The following points highlight the two main policies on profit maximization. The policies are: 1. Setting Profit Standards 2. Profits for Control.

Profit Maximization: Policy # 1.

Setting Profit Standards:

If we consider the above six factors we observe that many companies, particularly big ones, do not operate on the principle of maximizing profit in terms of marginal cost and marginal revenue but rather set standards or targets of reasonable (satis­factory) profits.

This problem arises only in the real world of imperfect competition. In pure competi­tion, prices have to be set close to the cost level and a firm can stay solvent only by trying to maximize profits. But multi-product companies may have a substantial monopoly position. They enjoy consid­erable pricing discretion both in the short run as well as in the long run. Such firms have to make crucial policy decisions on profit standards.

Forms of Standard:


Profit standards can be formulated in aggregate rupee terms (like Rs. 10,000 per annum), as a per­centage of sales (like 12% of total sales revenue), or as a return on investment (like 10% on capital employed). They can be formulated for individual products or the whole product line for multi-product firm.

The form of profit standard that is appropriate depends on the use to which it is put. If the object is to discourage potential competitors, revenue on investment is the relevant standard, if, of course, en­trants have similar costs. But if the object is to please the customers or to beat down suppliers, percentage, margins over unit cost in relation to the rupees they spend, is usually appropriate.

Dean has argued that “ratios of profits to sales are an eccentric standard of profitability. They vary widely among firms that have the same return on invested capital when there are differences in vertical integration of production processes, depth of mechanization, and capital struc­ture and turnover. Since conventional net profits are principally an investor’s income, return on capital is the most important form of profit standard from the owners’ viewpoint.”

Four major criteria are used for setting profit standard:


(1) The Capital-attracting rate of return:

Here the question is: what it takes to attract outside capital. A profit standard can be formulated in terms of the cost of new capital in the capital market.
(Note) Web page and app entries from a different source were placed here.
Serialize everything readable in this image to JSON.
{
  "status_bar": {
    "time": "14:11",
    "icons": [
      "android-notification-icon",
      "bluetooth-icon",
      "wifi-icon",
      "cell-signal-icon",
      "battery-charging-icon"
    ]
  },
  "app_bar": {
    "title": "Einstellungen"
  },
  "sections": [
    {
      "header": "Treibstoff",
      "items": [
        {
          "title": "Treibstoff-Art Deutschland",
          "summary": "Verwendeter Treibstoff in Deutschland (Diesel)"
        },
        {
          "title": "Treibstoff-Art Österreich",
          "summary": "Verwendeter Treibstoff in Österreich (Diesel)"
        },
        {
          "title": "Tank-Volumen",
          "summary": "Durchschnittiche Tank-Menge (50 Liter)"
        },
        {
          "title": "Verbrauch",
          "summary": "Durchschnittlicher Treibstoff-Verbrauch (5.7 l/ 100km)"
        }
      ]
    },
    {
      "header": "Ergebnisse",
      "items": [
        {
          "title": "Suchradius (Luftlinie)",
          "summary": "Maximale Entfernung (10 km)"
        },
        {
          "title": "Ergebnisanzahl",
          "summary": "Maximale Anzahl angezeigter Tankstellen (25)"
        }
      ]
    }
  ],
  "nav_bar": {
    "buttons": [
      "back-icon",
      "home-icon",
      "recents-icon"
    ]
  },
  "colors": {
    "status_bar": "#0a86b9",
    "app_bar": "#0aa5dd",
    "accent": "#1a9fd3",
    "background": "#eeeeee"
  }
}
The capital-attracting rate depends on the company’s capital structure.

(2) The ‘plough-back’ rate:

The second standard is in terms of the aggre­gate profits that must be retained in the business to finance a desired rate of growth without resorting to the capital market.


(3) Normal earnings:

The third criterion of reasonable profits is nor­mal earnings of the company or of any industry group, conceived in terms of some average level over a normal period. In this context a strictly au­tonomous standard, such as the firm’s own past earnings, has enough validity.

(4) Reasonable earnings:

The final criterion is based on the results of sur­veys to find the public’s idea of a fair profit.

Profit Maximization: Policy # 2.

Profits for Control:

There are often deviations from the profit mo­tive.

Three reasons account for this affair:

(1) Man­agers and executives spend most of their energy in expanding sales volume and product lines than in raising profitability.

(2) Subordinates spend lot of time, money and energy to do jobs perfectly regard­less of cost and usefulness.

(3) Lower management feels insecure most of the time. There is always a fear of loss of jobs. They attempt to play safe be­cause there is no reward for imaginative ventures.


There is need to counter tendencies which run contrary to profit-maximization. So there is need to exercise controls over executive performance. Two methods may be used for the purpose.

1. Firstly, there is need to re-align managerial orga­nization “to shift the basic breakdown of operat­ing responsibility from a functional basis (e.g., marketing, versus production, versus finance) to a commodity basis. The effect is to break the company up into several integral operating units (divisions) and give the executive, author­ity over all functions in his divisions, and make him responsible for profits.”

Of course, these divisional managers have to operate under a higher executive echelon.

2. Secondly, there is needed to reorient company re­ports “to conform to the areas of executive re­sponsibility. Each executive is given a profit goal for his operation and his performance is appraised on the basis of periodic profit and loss statements, as well as subordinate budgetary controls.”